Determine how many lines of the listing below hold the string "icon". Reply only with the number.

==================================================

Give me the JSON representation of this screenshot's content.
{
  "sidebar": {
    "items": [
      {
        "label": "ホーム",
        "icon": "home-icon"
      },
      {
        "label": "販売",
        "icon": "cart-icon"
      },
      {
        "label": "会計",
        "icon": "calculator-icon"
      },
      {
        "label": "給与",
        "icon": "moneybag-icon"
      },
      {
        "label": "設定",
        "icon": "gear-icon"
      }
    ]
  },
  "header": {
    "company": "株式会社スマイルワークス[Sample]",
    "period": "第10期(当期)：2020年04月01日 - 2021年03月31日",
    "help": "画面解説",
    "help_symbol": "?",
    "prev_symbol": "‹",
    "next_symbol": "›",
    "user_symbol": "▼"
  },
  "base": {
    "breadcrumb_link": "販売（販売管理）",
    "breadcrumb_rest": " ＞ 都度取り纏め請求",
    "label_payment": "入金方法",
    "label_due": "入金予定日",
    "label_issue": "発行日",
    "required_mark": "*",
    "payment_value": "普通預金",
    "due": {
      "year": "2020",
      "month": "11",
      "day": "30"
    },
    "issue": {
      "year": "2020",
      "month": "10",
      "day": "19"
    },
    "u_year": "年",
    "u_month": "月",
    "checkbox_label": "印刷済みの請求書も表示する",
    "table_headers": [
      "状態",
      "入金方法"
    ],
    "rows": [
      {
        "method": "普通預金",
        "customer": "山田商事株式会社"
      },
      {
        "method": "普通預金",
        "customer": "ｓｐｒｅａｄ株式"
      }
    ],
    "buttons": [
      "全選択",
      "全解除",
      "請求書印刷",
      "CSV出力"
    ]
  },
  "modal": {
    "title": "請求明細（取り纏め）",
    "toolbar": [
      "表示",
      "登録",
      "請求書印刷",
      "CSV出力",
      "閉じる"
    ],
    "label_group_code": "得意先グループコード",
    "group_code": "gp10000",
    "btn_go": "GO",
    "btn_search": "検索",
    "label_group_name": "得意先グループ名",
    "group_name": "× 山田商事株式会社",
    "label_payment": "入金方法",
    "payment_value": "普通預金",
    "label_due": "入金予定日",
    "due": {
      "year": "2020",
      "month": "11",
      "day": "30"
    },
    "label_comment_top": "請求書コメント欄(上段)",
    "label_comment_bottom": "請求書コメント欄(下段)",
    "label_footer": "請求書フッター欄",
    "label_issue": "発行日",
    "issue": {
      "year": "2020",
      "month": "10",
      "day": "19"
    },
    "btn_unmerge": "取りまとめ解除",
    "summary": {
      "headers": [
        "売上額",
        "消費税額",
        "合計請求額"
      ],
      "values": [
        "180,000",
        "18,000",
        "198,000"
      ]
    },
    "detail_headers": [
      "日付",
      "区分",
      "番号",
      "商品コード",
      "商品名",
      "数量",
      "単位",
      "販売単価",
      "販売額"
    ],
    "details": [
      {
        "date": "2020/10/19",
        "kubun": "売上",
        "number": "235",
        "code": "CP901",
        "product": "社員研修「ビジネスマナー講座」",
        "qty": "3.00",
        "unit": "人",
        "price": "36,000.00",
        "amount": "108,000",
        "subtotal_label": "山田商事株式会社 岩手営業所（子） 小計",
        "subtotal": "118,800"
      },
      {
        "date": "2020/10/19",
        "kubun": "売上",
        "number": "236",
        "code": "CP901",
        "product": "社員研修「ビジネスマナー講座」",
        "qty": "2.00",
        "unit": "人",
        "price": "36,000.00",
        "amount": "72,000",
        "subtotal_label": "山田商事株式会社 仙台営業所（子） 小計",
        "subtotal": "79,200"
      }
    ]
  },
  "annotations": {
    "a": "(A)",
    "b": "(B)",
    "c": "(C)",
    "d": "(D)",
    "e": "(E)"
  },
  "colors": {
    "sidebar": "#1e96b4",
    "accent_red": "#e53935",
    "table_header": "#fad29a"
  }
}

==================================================

--- Your response ---
5